I wonder why that is. Somewhere in our collective consciousness we accepted a myth to be true. The myth is that some people are good in a confrontation and others are not and that skill is somehow innate and static. Conflict resolution and peace leadership is a learned skill that can and indeed must be taught. Our kids are growing up in a world that is more and more polarized. Common ground continues to shrink and cooler heads are in short supply.

There’s no doubt conflict can be unnerving but we can teach kids how to handle it in a way that constructively builds relationships and brings people together instead of pulling our communities and our nation apart. These skills are like any other in that it is certainly possible to have an innate aptitude, a gift for peace leading that can be developed but it is equally undeniable that all of us can learn basic constructive conflict management.

So how do we do it? Our kids and communities need these skills as surely as they need history and math studies. It’s time to teach peace in our homes, our schools and most importantly in our communities. We are stronger together and even though it seems counter intuitive, conflicts can actually bring us closer.

Where do we begin? The answer is deceptively simple. We begin with a deep breath. When we face a conflict our pulse quickens and our hearts may even pound. It’s easy to feel overwhelmed and so nervous and uncomfortable we freeze or agree to just about anything to make the feeling go away. That’s the moment when the best and most strategic thing we can do is simply remember to take a deep breath.

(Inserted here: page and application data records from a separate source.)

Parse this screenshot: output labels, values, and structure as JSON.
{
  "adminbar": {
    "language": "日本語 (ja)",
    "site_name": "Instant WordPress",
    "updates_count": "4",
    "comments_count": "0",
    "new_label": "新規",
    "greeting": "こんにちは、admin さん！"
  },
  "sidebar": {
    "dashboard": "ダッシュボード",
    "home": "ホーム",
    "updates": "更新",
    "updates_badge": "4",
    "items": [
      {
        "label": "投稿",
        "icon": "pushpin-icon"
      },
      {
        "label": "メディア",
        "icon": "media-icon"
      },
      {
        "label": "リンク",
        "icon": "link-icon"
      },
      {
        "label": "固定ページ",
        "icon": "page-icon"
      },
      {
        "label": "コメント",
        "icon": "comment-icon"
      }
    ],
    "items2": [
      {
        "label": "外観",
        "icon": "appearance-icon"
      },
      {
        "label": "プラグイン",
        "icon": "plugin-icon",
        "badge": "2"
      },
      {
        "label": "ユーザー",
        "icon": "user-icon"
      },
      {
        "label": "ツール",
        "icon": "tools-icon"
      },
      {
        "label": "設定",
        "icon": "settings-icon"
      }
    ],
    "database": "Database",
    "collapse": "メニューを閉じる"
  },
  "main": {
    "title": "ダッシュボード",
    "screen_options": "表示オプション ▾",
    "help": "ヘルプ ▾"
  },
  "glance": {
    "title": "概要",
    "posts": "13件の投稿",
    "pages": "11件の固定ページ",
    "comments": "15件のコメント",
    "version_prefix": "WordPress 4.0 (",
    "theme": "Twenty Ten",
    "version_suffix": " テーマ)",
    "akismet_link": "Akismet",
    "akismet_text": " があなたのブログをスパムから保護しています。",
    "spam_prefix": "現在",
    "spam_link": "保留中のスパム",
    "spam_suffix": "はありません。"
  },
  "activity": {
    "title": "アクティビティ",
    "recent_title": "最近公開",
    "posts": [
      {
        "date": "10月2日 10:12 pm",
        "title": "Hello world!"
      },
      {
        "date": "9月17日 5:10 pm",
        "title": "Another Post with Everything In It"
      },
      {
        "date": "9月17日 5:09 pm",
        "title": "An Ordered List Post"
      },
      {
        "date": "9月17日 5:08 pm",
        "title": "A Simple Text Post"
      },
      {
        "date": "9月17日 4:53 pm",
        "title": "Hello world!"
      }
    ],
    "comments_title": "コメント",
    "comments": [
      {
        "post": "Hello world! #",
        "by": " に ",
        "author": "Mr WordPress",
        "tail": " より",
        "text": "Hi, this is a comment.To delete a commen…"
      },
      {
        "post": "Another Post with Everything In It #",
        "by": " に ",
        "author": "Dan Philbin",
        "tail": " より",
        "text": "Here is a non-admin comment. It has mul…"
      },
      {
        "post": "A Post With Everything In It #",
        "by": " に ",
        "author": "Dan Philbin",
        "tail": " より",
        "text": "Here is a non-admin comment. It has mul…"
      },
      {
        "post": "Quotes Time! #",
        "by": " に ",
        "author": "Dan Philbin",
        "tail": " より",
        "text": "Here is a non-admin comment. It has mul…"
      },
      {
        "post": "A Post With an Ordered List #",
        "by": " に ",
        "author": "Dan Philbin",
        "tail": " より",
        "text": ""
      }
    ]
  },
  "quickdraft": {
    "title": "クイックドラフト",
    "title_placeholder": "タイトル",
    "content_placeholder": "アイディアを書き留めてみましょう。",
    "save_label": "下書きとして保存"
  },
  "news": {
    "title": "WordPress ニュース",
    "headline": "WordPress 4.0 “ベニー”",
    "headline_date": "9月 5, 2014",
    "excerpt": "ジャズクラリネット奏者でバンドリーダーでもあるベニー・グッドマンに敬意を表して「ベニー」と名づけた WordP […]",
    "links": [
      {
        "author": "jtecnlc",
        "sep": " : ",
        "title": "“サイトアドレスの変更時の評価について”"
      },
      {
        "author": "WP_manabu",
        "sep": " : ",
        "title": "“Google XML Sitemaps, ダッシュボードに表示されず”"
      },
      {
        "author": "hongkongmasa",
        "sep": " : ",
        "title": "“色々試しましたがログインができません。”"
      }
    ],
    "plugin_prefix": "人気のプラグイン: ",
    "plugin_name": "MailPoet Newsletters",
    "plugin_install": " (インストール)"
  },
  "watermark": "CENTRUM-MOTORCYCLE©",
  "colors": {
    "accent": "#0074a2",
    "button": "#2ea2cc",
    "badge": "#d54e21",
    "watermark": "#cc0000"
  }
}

That moment has a far-reaching ripple effect. Taking the moment for breath allows you to respond rather than react. It also surprises the opposing party and helps redirect their energy as well. The best gift of the breath is even more practical. The feelings of nervousness and performance anxiety are the result of chemical reactions in our brain that are very closely related to the ones that create feelings of excitement. That is hugely important. Nervousness and excitement are so closely related it only takes a small shift for us to interpret our sweaty palms and pounding hearts not as part of the fear response but as the same excitement we feel when our favorite team wins or when we ride our favorite roller coaster. We can choose to name our nerves excitement and soon that shift actually occurs.

Taking a breath resets the confrontation and allows for the next step to change the conflict dynamic. The next step is to learn to reframe what has been said and we’ll talk more about that in the next post, but the best part of learning to effectively reframe is to see how it can move the parties from opposing each other to moving closer together to oppose the problem. As I wrote in our children’s book, Fuzzwippers Play Fair, we can solve any problem when it’s you and I together against the problem, not each other.

Categories: General